- [EXERCISE]: In the records that follow, find each line with "Denetim" and pull it out.

BEGIN MATERIALS PROVIDED

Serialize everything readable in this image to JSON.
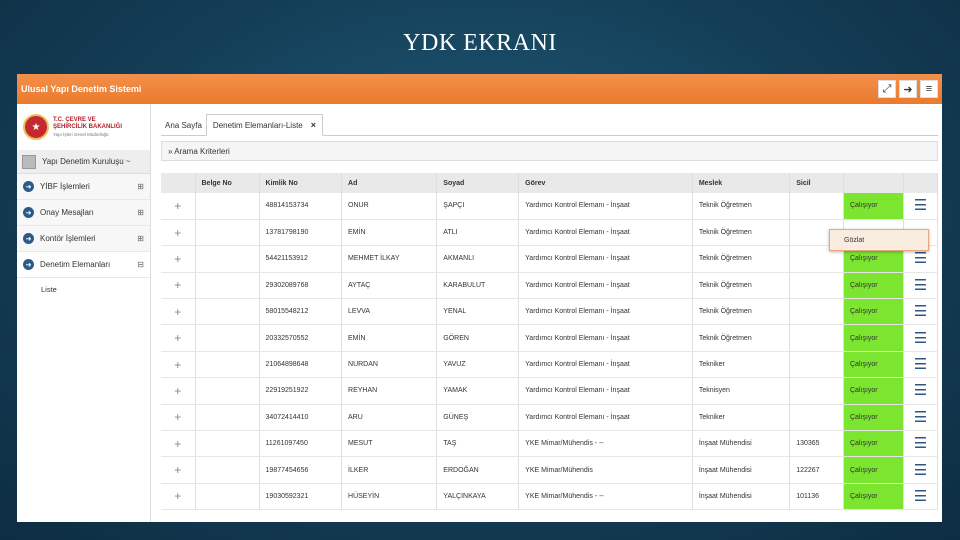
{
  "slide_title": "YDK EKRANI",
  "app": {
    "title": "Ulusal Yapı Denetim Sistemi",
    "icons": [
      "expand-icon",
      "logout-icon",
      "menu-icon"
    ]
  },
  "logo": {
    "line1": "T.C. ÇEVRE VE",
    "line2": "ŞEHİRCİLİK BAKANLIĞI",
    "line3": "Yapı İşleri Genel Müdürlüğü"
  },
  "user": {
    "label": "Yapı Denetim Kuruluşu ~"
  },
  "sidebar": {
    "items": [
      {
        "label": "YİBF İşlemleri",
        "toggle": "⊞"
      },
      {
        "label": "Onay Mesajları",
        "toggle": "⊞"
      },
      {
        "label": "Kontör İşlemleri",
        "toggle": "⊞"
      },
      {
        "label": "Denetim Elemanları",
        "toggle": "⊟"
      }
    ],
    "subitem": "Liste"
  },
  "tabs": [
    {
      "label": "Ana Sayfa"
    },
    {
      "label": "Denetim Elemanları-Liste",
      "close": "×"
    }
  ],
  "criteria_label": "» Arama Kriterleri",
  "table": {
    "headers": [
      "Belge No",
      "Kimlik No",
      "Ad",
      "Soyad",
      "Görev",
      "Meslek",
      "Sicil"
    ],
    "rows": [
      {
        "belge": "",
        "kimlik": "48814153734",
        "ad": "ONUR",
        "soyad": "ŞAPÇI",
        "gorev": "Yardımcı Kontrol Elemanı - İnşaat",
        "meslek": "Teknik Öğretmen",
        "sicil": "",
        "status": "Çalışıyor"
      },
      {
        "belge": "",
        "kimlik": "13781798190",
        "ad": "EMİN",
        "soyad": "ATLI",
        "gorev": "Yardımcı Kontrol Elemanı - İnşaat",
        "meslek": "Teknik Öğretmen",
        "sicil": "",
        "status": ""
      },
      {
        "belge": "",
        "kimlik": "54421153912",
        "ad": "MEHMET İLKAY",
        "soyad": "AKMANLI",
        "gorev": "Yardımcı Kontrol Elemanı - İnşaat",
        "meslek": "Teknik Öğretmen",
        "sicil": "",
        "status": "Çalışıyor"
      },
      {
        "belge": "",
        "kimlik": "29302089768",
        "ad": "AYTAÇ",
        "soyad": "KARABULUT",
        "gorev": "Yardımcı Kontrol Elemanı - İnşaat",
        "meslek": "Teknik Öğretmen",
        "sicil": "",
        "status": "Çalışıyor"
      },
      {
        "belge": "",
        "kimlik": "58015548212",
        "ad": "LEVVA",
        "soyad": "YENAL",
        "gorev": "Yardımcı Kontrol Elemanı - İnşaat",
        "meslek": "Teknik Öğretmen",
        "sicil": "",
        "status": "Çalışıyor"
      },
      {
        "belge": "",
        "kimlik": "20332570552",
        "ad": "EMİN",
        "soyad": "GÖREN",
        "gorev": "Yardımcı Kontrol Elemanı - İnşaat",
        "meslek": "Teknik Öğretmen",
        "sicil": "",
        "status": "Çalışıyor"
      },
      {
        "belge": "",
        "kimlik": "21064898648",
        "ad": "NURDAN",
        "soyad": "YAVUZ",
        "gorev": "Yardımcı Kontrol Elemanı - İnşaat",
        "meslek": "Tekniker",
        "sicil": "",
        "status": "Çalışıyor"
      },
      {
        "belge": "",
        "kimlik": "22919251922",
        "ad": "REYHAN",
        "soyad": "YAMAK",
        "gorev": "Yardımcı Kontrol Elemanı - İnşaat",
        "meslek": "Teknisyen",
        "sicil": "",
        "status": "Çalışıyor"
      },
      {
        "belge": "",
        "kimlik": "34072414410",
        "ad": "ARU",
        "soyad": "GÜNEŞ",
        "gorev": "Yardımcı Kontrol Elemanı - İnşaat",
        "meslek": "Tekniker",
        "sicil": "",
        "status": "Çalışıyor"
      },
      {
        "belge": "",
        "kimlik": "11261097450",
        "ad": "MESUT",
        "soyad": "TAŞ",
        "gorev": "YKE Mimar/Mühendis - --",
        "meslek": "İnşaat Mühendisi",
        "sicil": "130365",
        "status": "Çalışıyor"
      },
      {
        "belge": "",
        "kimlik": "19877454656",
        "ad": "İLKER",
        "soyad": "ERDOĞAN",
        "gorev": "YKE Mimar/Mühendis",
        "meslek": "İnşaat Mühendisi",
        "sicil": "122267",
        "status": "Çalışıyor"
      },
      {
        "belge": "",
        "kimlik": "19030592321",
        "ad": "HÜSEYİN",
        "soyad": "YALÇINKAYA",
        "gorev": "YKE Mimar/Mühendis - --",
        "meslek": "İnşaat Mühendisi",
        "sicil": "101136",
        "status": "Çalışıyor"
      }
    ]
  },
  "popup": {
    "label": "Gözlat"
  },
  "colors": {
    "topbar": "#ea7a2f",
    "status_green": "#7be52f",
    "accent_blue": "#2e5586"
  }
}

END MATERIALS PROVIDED
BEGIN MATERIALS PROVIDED

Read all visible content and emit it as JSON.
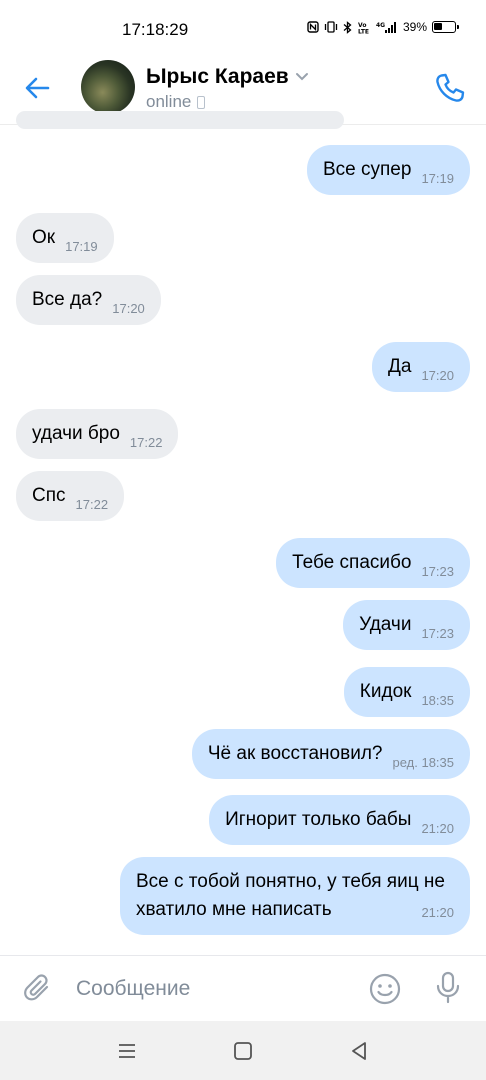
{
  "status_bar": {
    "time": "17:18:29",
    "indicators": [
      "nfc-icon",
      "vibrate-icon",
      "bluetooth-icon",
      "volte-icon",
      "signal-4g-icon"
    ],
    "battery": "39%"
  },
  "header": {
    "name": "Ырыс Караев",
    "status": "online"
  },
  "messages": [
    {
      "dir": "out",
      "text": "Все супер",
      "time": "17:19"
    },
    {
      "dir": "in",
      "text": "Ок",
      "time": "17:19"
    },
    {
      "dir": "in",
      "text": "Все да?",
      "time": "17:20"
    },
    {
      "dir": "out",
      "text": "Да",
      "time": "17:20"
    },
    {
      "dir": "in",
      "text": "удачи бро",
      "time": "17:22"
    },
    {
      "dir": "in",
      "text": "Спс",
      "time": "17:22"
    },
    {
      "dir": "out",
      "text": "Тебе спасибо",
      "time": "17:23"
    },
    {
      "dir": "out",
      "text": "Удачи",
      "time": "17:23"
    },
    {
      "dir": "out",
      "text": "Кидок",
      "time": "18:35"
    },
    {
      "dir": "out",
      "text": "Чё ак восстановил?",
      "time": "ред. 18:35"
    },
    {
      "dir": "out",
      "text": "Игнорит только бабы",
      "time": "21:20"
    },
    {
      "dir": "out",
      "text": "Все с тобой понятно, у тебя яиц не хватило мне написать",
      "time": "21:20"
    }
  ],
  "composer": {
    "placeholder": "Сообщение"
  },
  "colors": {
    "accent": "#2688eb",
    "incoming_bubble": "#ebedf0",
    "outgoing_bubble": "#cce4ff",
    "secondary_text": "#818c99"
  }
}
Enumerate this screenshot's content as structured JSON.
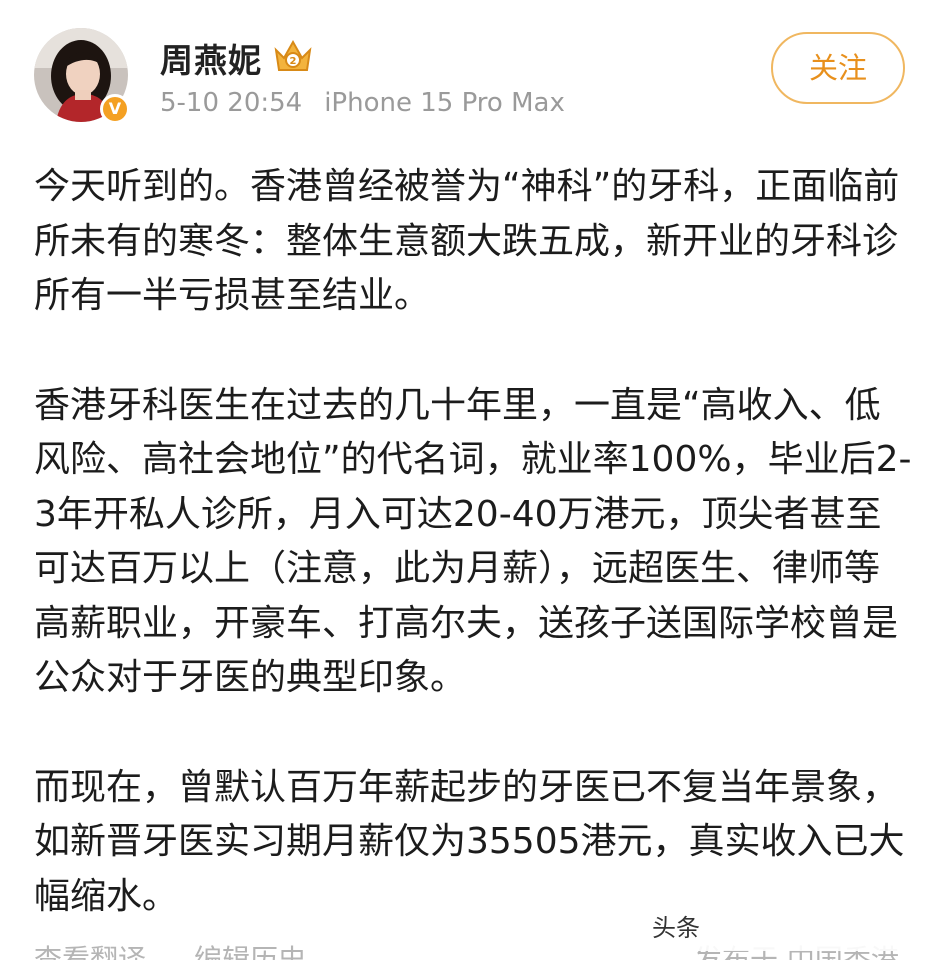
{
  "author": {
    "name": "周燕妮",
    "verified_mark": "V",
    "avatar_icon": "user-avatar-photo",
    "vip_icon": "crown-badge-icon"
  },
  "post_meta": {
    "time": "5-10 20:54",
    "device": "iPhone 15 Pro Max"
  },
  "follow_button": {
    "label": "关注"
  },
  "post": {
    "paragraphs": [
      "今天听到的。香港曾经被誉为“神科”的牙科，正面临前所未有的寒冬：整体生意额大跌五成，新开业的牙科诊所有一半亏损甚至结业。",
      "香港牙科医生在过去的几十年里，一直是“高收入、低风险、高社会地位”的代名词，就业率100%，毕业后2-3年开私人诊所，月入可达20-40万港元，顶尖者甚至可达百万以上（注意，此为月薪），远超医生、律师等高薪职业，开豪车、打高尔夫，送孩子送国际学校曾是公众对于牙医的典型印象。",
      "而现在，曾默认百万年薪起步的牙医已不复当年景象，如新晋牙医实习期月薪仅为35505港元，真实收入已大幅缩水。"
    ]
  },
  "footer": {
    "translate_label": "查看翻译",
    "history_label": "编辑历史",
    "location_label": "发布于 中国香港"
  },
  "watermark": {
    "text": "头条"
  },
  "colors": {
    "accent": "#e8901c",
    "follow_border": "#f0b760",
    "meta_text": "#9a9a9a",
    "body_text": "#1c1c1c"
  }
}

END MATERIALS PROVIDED

- [RESPONSE TO THE EXERCISE]:
    "title": "Ulusal Yapı Denetim Sistemi",
    "label": "Yapı Denetim Kuruluşu ~"
        "label": "Denetim Elemanları",
      "label": "Denetim Elemanları-Liste",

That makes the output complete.